In the course of her career aimed at understanding children’s social and emotional lives, Zahn-Waxler has considered many theoretical perspectives and studied a broad array of factors. Her work ranges from cross-cultural studies, to behavioral genetics studies, to naturalistic home observations, to experimental laboratory studies. Most of the work is longitudinal, following children’s development over time, and a common thread is the role of gender in social and emotional development. In her analysis of an issue, Zahn-Waxler presents fascinating surveys of the beliefs and hypotheses of all the major camps in the psychological sciences.

The following articles are examples of her interesting perspectives and are quite accessible to non-psychologists:
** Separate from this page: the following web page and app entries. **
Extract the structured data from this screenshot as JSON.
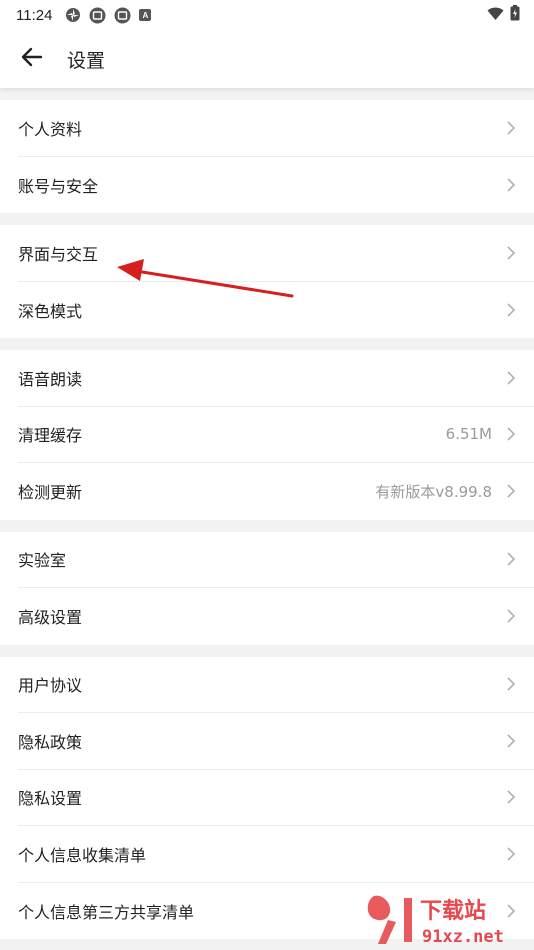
{
  "status": {
    "time": "11:24",
    "icon_a": "A"
  },
  "header": {
    "title": "设置",
    "back_icon": "arrow-left-icon"
  },
  "groups": [
    {
      "items": [
        {
          "label": "个人资料"
        },
        {
          "label": "账号与安全"
        }
      ]
    },
    {
      "items": [
        {
          "label": "界面与交互"
        },
        {
          "label": "深色模式"
        }
      ]
    },
    {
      "items": [
        {
          "label": "语音朗读"
        },
        {
          "label": "清理缓存",
          "value": "6.51M"
        },
        {
          "label": "检测更新",
          "value": "有新版本v8.99.8"
        }
      ]
    },
    {
      "items": [
        {
          "label": "实验室"
        },
        {
          "label": "高级设置"
        }
      ]
    },
    {
      "items": [
        {
          "label": "用户协议"
        },
        {
          "label": "隐私政策"
        },
        {
          "label": "隐私设置"
        },
        {
          "label": "个人信息收集清单"
        },
        {
          "label": "个人信息第三方共享清单"
        }
      ]
    }
  ],
  "watermark": {
    "top": "下载站",
    "bottom": "91xz.net"
  },
  "colors": {
    "annotation": "#d62020",
    "chevron": "#b0b0b0"
  }
}
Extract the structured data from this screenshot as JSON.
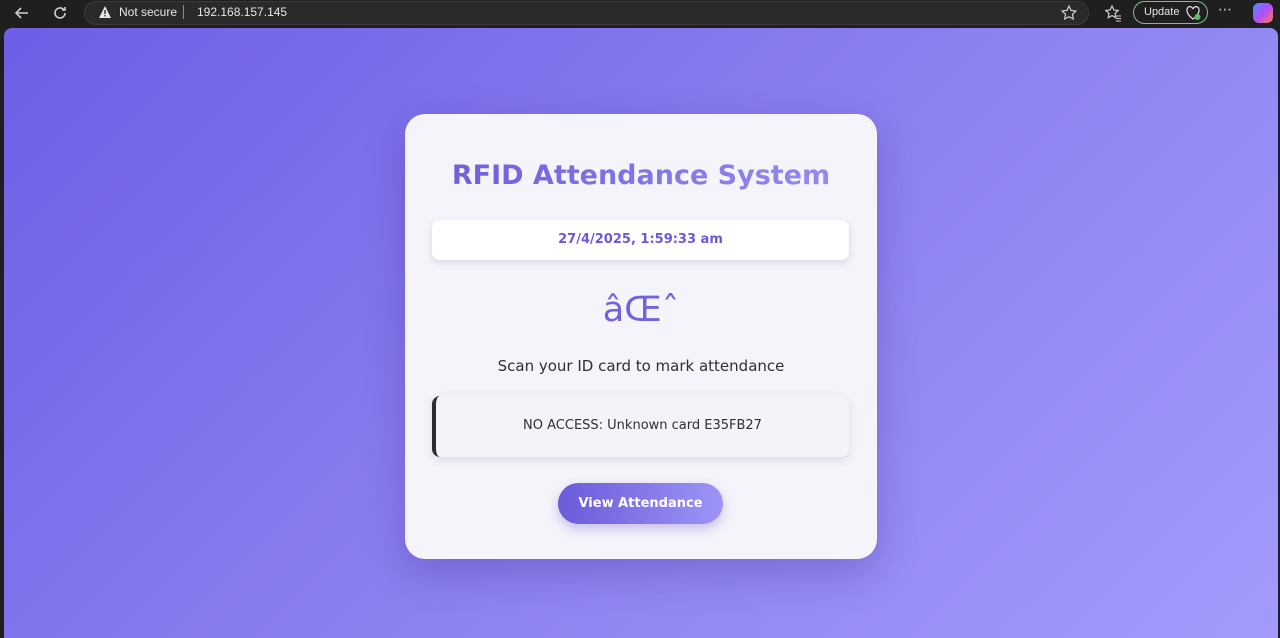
{
  "browser": {
    "security_label": "Not secure",
    "url": "192.168.157.145",
    "update_label": "Update",
    "menu_label": "⋯"
  },
  "page": {
    "title": "RFID Attendance System",
    "datetime": "27/4/2025, 1:59:33 am",
    "glyph": "âŒˆ",
    "prompt": "Scan your ID card to mark attendance",
    "status_message": "NO ACCESS: Unknown card E35FB27",
    "view_button_label": "View Attendance"
  },
  "colors": {
    "accent": "#6a5ad9",
    "background_start": "#6d5fe6",
    "background_end": "#a39bfb",
    "card": "#f5f4fa"
  }
}
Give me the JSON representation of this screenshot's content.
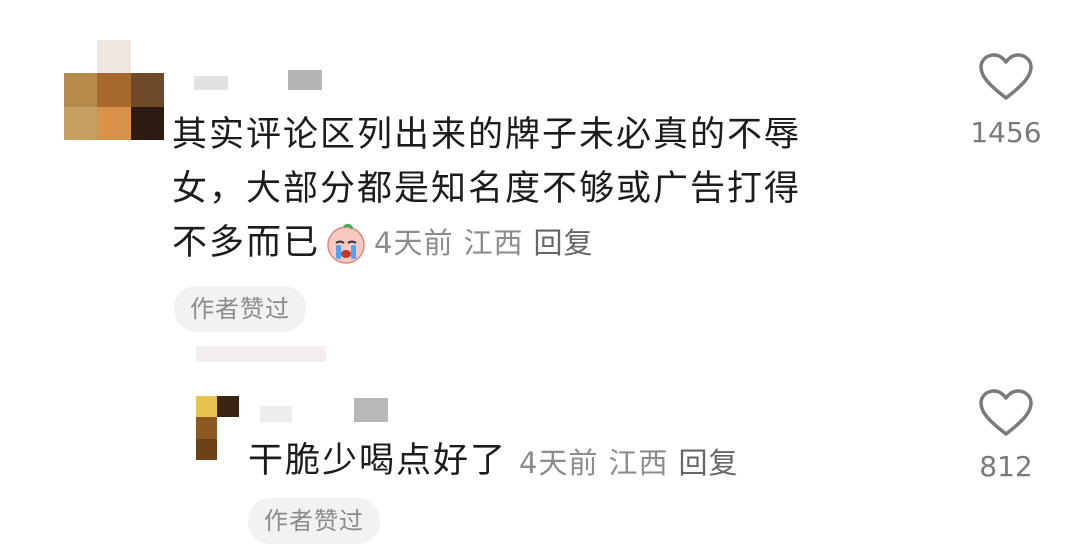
{
  "comments": [
    {
      "text_lines": [
        "其实评论区列出来的牌子未必真的不辱",
        "女，大部分都是知名度不够或广告打得",
        "不多而已"
      ],
      "emoji": "crying-face-emoji",
      "time": "4天前",
      "location": "江西",
      "reply_label": "回复",
      "badge": "作者赞过",
      "likes": "1456"
    },
    {
      "text": "干脆少喝点好了",
      "time": "4天前",
      "location": "江西",
      "reply_label": "回复",
      "badge": "作者赞过",
      "likes": "812"
    }
  ],
  "icons": {
    "like": "heart-outline-icon"
  },
  "colors": {
    "text": "#1c1c1c",
    "meta": "#8c8c8c",
    "badge_bg": "#f2f2f2",
    "icon": "#7a7a7a"
  }
}
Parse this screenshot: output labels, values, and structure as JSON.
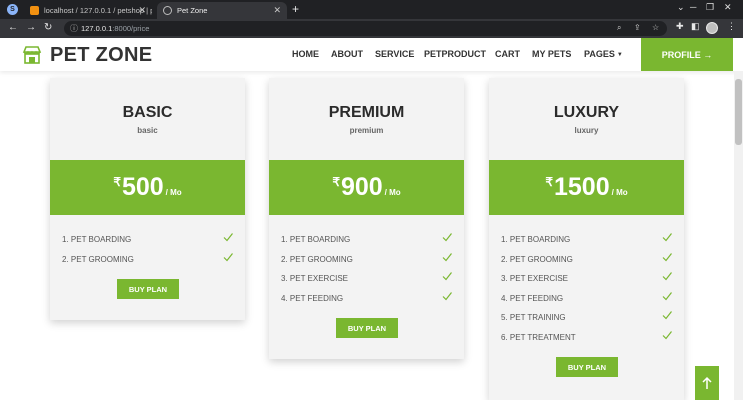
{
  "browser": {
    "tabs": [
      {
        "title": "localhost / 127.0.0.1 / petshop | p"
      },
      {
        "title": "Pet Zone"
      }
    ],
    "url_host": "127.0.0.1",
    "url_path": ":8000/price",
    "new_tab_symbol": "+",
    "icons": [
      "back-icon",
      "forward-icon",
      "reload-icon",
      "search-icon",
      "share-icon",
      "star-icon",
      "extensions-icon",
      "sidebar-icon",
      "profile-icon",
      "menu-icon"
    ]
  },
  "site": {
    "brand": "PET ZONE",
    "menu": [
      "HOME",
      "ABOUT",
      "SERVICE",
      "PETPRODUCT",
      "CART",
      "MY PETS",
      "PAGES"
    ],
    "profile_button": "PROFILE →",
    "accent_color": "#7ab730"
  },
  "plans": [
    {
      "title": "BASIC",
      "subtitle": "basic",
      "currency": "₹",
      "price": "500",
      "period": "/ Mo",
      "features": [
        "1. PET BOARDING",
        "2. PET GROOMING"
      ],
      "button": "BUY PLAN"
    },
    {
      "title": "PREMIUM",
      "subtitle": "premium",
      "currency": "₹",
      "price": "900",
      "period": "/ Mo",
      "features": [
        "1. PET BOARDING",
        "2. PET GROOMING",
        "3. PET EXERCISE",
        "4. PET FEEDING"
      ],
      "button": "BUY PLAN"
    },
    {
      "title": "LUXURY",
      "subtitle": "luxury",
      "currency": "₹",
      "price": "1500",
      "period": "/ Mo",
      "features": [
        "1. PET BOARDING",
        "2. PET GROOMING",
        "3. PET EXERCISE",
        "4. PET FEEDING",
        "5. PET TRAINING",
        "6. PET TREATMENT"
      ],
      "button": "BUY PLAN"
    }
  ]
}
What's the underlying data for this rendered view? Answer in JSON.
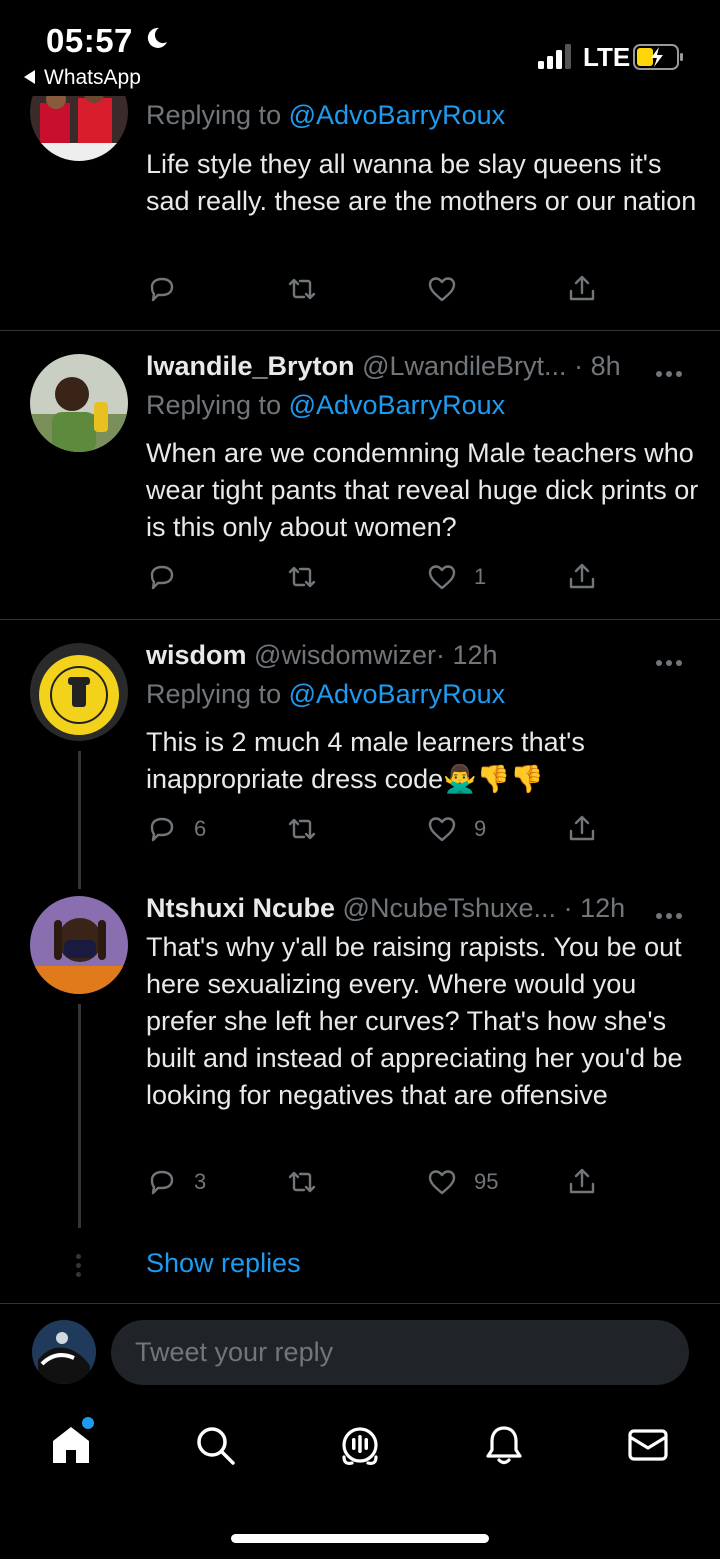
{
  "status_bar": {
    "time": "05:57",
    "back_app": "WhatsApp",
    "network": "LTE"
  },
  "tweets": [
    {
      "reply_prefix": "Replying to",
      "reply_mention": "@AdvoBarryRoux",
      "text": "Life style they all wanna be slay queens it's sad really. these are the mothers or our nation",
      "replies": "",
      "likes": ""
    },
    {
      "name": "lwandile_Bryton",
      "handle": "@LwandileBryt...",
      "time": "· 8h",
      "reply_prefix": "Replying to",
      "reply_mention": "@AdvoBarryRoux",
      "text": "When are we condemning Male teachers who wear tight pants that reveal huge dick prints or is this only about women?",
      "replies": "",
      "likes": "1"
    },
    {
      "name": "wisdom",
      "handle": "@wisdomwizer",
      "time": "· 12h",
      "reply_prefix": "Replying to",
      "reply_mention": "@AdvoBarryRoux",
      "text": "This is 2 much 4 male learners that's inappropriate dress code🙅‍♂️👎👎",
      "replies": "6",
      "likes": "9"
    },
    {
      "name": "Ntshuxi Ncube",
      "handle": "@NcubeTshuxe...",
      "time": "· 12h",
      "text": "That's why y'all be raising rapists. You be out here sexualizing every. Where would you prefer she left her curves? That's how she's built and instead of appreciating her you'd be looking for negatives that are offensive",
      "replies": "3",
      "likes": "95"
    }
  ],
  "show_replies": "Show replies",
  "composer": {
    "placeholder": "Tweet your reply"
  },
  "colors": {
    "accent": "#1d9bf0",
    "muted": "#71767b",
    "text": "#e7e9ea",
    "background": "#000000"
  },
  "icons": [
    "reply-icon",
    "retweet-icon",
    "like-icon",
    "share-icon",
    "home-icon",
    "search-icon",
    "spaces-icon",
    "notifications-icon",
    "messages-icon"
  ]
}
  • Carolyn Zahn-Waxler, Bonnie Klimes-Dougan, and Marcia J Slattery, “Internalizing problems of childhood and adolescence: Prospects, pitfalls, and progress in understanding the development of anxiety and depression,” Development and Psychopathology v12 (2000): 443-466. 
    (available online for PSU faculty and students)
  • Carolyn Zahn-Waxler, Pamela M. Cole[1], and Karen Caplovitz Barrett, “Guilt and empathy: Sex differences and implications for the development of depression,” The development of emotion regulation and dysregulation (New York: Cambridge, 1991): 243-272.
    (copies available—contact the Rock Ethics Institute:rockethics@psu.edu.)
  • Pamela Cole and Carolyn Zahn-Waxler, “Emotional dysregulation in disruptive behavior disorders,” Rochester symposium on developmental psychopathology, Volume four: Developmental perspectives on depression (Rochester: University of Rochester Press, 1992): 173-209.
    (copies available—contact the Rock Ethics Institute:rockethics@psu.edu.)

Sara Leland wrote this overview with helpful feedback from Professor Pamela Cole.